◆ What you need to do
Write out every entry exactly as given, but omit the pictures.

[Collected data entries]
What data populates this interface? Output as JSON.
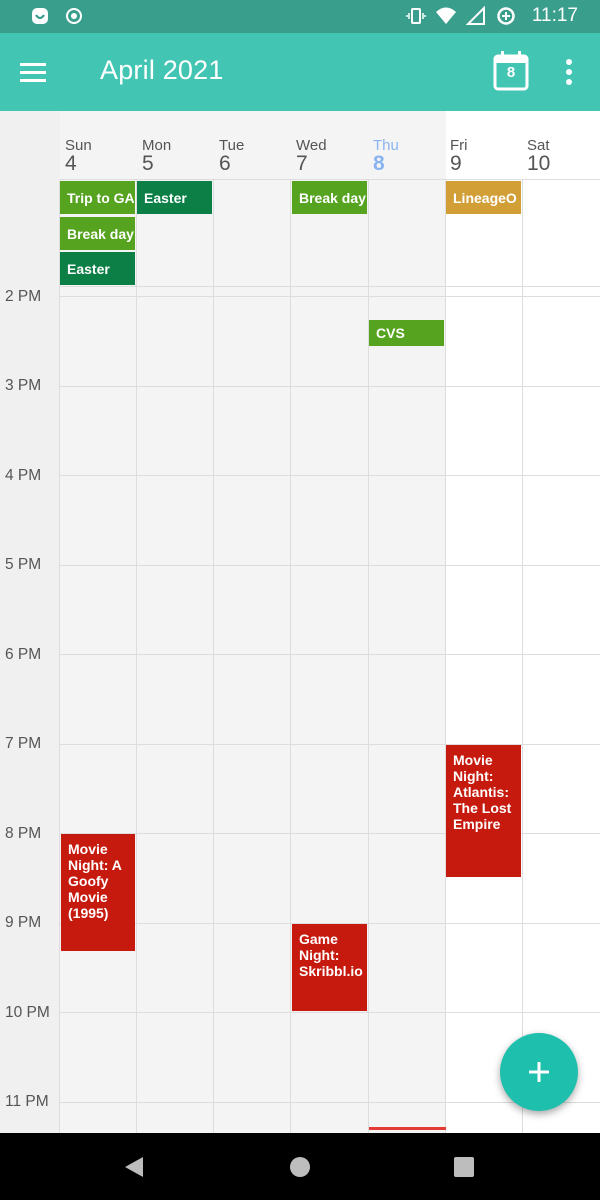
{
  "status_bar": {
    "time": "11:17",
    "icons": [
      "assistant-icon",
      "record-icon",
      "vibrate-icon",
      "wifi-icon",
      "signal-icon",
      "data-saver-icon"
    ]
  },
  "app_bar": {
    "title": "April 2021",
    "today_badge": "8",
    "icons": [
      "menu-icon",
      "calendar-today-icon",
      "more-vert-icon"
    ]
  },
  "week": {
    "days": [
      {
        "name": "Sun",
        "num": "4",
        "today": false
      },
      {
        "name": "Mon",
        "num": "5",
        "today": false
      },
      {
        "name": "Tue",
        "num": "6",
        "today": false
      },
      {
        "name": "Wed",
        "num": "7",
        "today": false
      },
      {
        "name": "Thu",
        "num": "8",
        "today": true
      },
      {
        "name": "Fri",
        "num": "9",
        "today": false
      },
      {
        "name": "Sat",
        "num": "10",
        "today": false
      }
    ],
    "hours": [
      "2 PM",
      "3 PM",
      "4 PM",
      "5 PM",
      "6 PM",
      "7 PM",
      "8 PM",
      "9 PM",
      "10 PM",
      "11 PM"
    ]
  },
  "all_day_events": [
    {
      "label": "Trip to GA",
      "color": "#55a31e"
    },
    {
      "label": "Break day",
      "color": "#55a31e"
    },
    {
      "label": "Easter",
      "color": "#0b7f45"
    },
    {
      "label": "Easter",
      "color": "#0b7f45"
    },
    {
      "label": "Break day",
      "color": "#55a31e"
    },
    {
      "label": "LineageO",
      "color": "#d29f37"
    }
  ],
  "events": [
    {
      "label": "CVS",
      "color": "#55a31e"
    },
    {
      "label": "Movie Night: Atlantis: The Lost Empire",
      "color": "#c71a0e"
    },
    {
      "label": "Movie Night: A Goofy Movie (1995)",
      "color": "#c71a0e"
    },
    {
      "label": "Game Night: Skribbl.io",
      "color": "#c71a0e"
    }
  ],
  "colors": {
    "status_bar": "#3a9e8d",
    "app_bar": "#43c5b4",
    "fab": "#1fbfad",
    "today_text": "#8ab4f0",
    "now_line": "#e53935"
  },
  "fab": {
    "icon": "plus-icon"
  },
  "nav_bar": {
    "icons": [
      "back-icon",
      "home-icon",
      "recents-icon"
    ]
  }
}
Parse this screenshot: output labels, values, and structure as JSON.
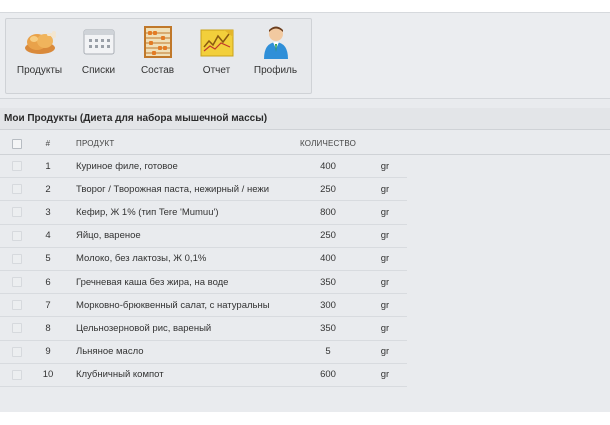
{
  "toolbar": {
    "items": [
      {
        "label": "Продукты",
        "icon": "chicken-icon"
      },
      {
        "label": "Списки",
        "icon": "grid-list-icon"
      },
      {
        "label": "Состав",
        "icon": "abacus-icon"
      },
      {
        "label": "Отчет",
        "icon": "chart-report-icon"
      },
      {
        "label": "Профиль",
        "icon": "user-profile-icon"
      }
    ]
  },
  "section": {
    "title": "Мои Продукты (Диета для набора мышечной массы)"
  },
  "table": {
    "headers": {
      "num": "#",
      "product": "ПРОДУКТ",
      "quantity": "КОЛИЧЕСТВО"
    },
    "rows": [
      {
        "num": "1",
        "product": "Куриное филе, готовое",
        "qty": "400",
        "unit": "gr"
      },
      {
        "num": "2",
        "product": "Творог / Творожная паста, нежирный / нежи",
        "qty": "250",
        "unit": "gr"
      },
      {
        "num": "3",
        "product": "Кефир, Ж 1% (тип Tere 'Mumuu')",
        "qty": "800",
        "unit": "gr"
      },
      {
        "num": "4",
        "product": "Яйцо, вареное",
        "qty": "250",
        "unit": "gr"
      },
      {
        "num": "5",
        "product": "Молоко, без лактозы, Ж 0,1%",
        "qty": "400",
        "unit": "gr"
      },
      {
        "num": "6",
        "product": "Гречневая каша без жира, на воде",
        "qty": "350",
        "unit": "gr"
      },
      {
        "num": "7",
        "product": "Морковно-брюквенный салат, с натуральны",
        "qty": "300",
        "unit": "gr"
      },
      {
        "num": "8",
        "product": "Цельнозерновой рис, вареный",
        "qty": "350",
        "unit": "gr"
      },
      {
        "num": "9",
        "product": "Льняное масло",
        "qty": "5",
        "unit": "gr"
      },
      {
        "num": "10",
        "product": "Клубничный компот",
        "qty": "600",
        "unit": "gr"
      }
    ]
  },
  "colors": {
    "background": "#e9ebee",
    "header_text": "#2a2a2a",
    "row_border": "#d8dbdf"
  }
}
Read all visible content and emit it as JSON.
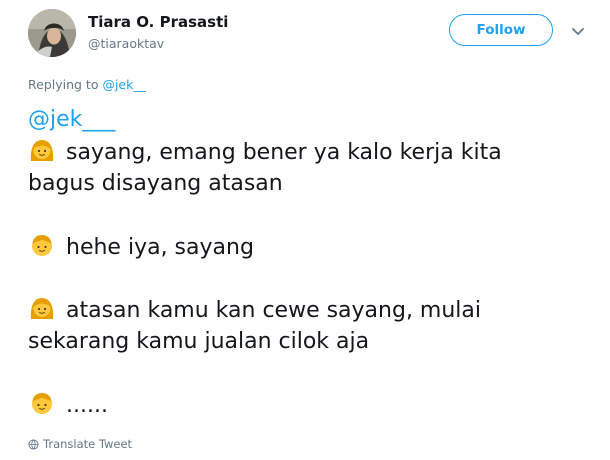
{
  "author": {
    "name": "Tiara O. Prasasti",
    "handle": "@tiaraoktav"
  },
  "follow_button": {
    "label": "Follow"
  },
  "menu": {
    "icon": "chevron-down-icon"
  },
  "reply": {
    "prefix": "Replying to ",
    "to": "@jek__"
  },
  "tweet": {
    "mention": "@jek___",
    "lines": [
      "sayang, emang bener ya kalo kerja kita",
      "bagus disayang atasan",
      "hehe iya, sayang",
      "atasan kamu kan cewe sayang, mulai",
      "sekarang kamu jualan cilok aja",
      "......"
    ],
    "emojis": [
      "girl-emoji",
      "boy-emoji",
      "girl-emoji",
      "boy-emoji"
    ]
  },
  "footer": {
    "translate_label": "Translate Tweet",
    "icon": "globe-icon"
  },
  "colors": {
    "accent": "#1da1f2",
    "text": "#14171a",
    "secondary": "#657786",
    "emoji_skin": "#ffc83d",
    "emoji_hair": "#e5a000"
  }
}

◆ Output below
What data populates this interface? Output as JSON.
{
  "status_bar": {
    "time": "11:17",
    "icons": [
      "assistant-icon",
      "record-icon",
      "vibrate-icon",
      "wifi-icon",
      "signal-icon",
      "data-saver-icon"
    ]
  },
  "app_bar": {
    "title": "April 2021",
    "today_badge": "8",
    "icons": [
      "menu-icon",
      "calendar-today-icon",
      "more-vert-icon"
    ]
  },
  "week": {
    "days": [
      {
        "name": "Sun",
        "num": "4",
        "today": false
      },
      {
        "name": "Mon",
        "num": "5",
        "today": false
      },
      {
        "name": "Tue",
        "num": "6",
        "today": false
      },
      {
        "name": "Wed",
        "num": "7",
        "today": false
      },
      {
        "name": "Thu",
        "num": "8",
        "today": true
      },
      {
        "name": "Fri",
        "num": "9",
        "today": false
      },
      {
        "name": "Sat",
        "num": "10",
        "today": false
      }
    ],
    "hours": [
      "2 PM",
      "3 PM",
      "4 PM",
      "5 PM",
      "6 PM",
      "7 PM",
      "8 PM",
      "9 PM",
      "10 PM",
      "11 PM"
    ]
  },
  "all_day_events": [
    {
      "label": "Trip to GA",
      "color": "#55a31e"
    },
    {
      "label": "Break day",
      "color": "#55a31e"
    },
    {
      "label": "Easter",
      "color": "#0b7f45"
    },
    {
      "label": "Easter",
      "color": "#0b7f45"
    },
    {
      "label": "Break day",
      "color": "#55a31e"
    },
    {
      "label": "LineageO",
      "color": "#d29f37"
    }
  ],
  "events": [
    {
      "label": "CVS",
      "color": "#55a31e"
    },
    {
      "label": "Movie Night: Atlantis: The Lost Empire",
      "color": "#c71a0e"
    },
    {
      "label": "Movie Night: A Goofy Movie (1995)",
      "color": "#c71a0e"
    },
    {
      "label": "Game Night: Skribbl.io",
      "color": "#c71a0e"
    }
  ],
  "colors": {
    "status_bar": "#3a9e8d",
    "app_bar": "#43c5b4",
    "fab": "#1fbfad",
    "today_text": "#8ab4f0",
    "now_line": "#e53935"
  },
  "fab": {
    "icon": "plus-icon"
  },
  "nav_bar": {
    "icons": [
      "back-icon",
      "home-icon",
      "recents-icon"
    ]
  }
}
Parse this screenshot: output labels, values, and structure as JSON.
{
  "toolbar": {
    "items": [
      {
        "label": "Продукты",
        "icon": "chicken-icon"
      },
      {
        "label": "Списки",
        "icon": "grid-list-icon"
      },
      {
        "label": "Состав",
        "icon": "abacus-icon"
      },
      {
        "label": "Отчет",
        "icon": "chart-report-icon"
      },
      {
        "label": "Профиль",
        "icon": "user-profile-icon"
      }
    ]
  },
  "section": {
    "title": "Мои Продукты (Диета для набора мышечной массы)"
  },
  "table": {
    "headers": {
      "num": "#",
      "product": "ПРОДУКТ",
      "quantity": "КОЛИЧЕСТВО"
    },
    "rows": [
      {
        "num": "1",
        "product": "Куриное филе, готовое",
        "qty": "400",
        "unit": "gr"
      },
      {
        "num": "2",
        "product": "Творог / Творожная паста, нежирный / нежи",
        "qty": "250",
        "unit": "gr"
      },
      {
        "num": "3",
        "product": "Кефир, Ж 1% (тип Tere 'Mumuu')",
        "qty": "800",
        "unit": "gr"
      },
      {
        "num": "4",
        "product": "Яйцо, вареное",
        "qty": "250",
        "unit": "gr"
      },
      {
        "num": "5",
        "product": "Молоко, без лактозы, Ж 0,1%",
        "qty": "400",
        "unit": "gr"
      },
      {
        "num": "6",
        "product": "Гречневая каша без жира, на воде",
        "qty": "350",
        "unit": "gr"
      },
      {
        "num": "7",
        "product": "Морковно-брюквенный салат, с натуральны",
        "qty": "300",
        "unit": "gr"
      },
      {
        "num": "8",
        "product": "Цельнозерновой рис, вареный",
        "qty": "350",
        "unit": "gr"
      },
      {
        "num": "9",
        "product": "Льняное масло",
        "qty": "5",
        "unit": "gr"
      },
      {
        "num": "10",
        "product": "Клубничный компот",
        "qty": "600",
        "unit": "gr"
      }
    ]
  },
  "colors": {
    "background": "#e9ebee",
    "header_text": "#2a2a2a",
    "row_border": "#d8dbdf"
  }
}
Read all visible content and emit it as JSON.
{
  "author": {
    "name": "Tiara O. Prasasti",
    "handle": "@tiaraoktav"
  },
  "follow_button": {
    "label": "Follow"
  },
  "menu": {
    "icon": "chevron-down-icon"
  },
  "reply": {
    "prefix": "Replying to ",
    "to": "@jek__"
  },
  "tweet": {
    "mention": "@jek___",
    "lines": [
      "sayang, emang bener ya kalo kerja kita",
      "bagus disayang atasan",
      "hehe iya, sayang",
      "atasan kamu kan cewe sayang, mulai",
      "sekarang kamu jualan cilok aja",
      "......"
    ],
    "emojis": [
      "girl-emoji",
      "boy-emoji",
      "girl-emoji",
      "boy-emoji"
    ]
  },
  "footer": {
    "translate_label": "Translate Tweet",
    "icon": "globe-icon"
  },
  "colors": {
    "accent": "#1da1f2",
    "text": "#14171a",
    "secondary": "#657786",
    "emoji_skin": "#ffc83d",
    "emoji_hair": "#e5a000"
  }
}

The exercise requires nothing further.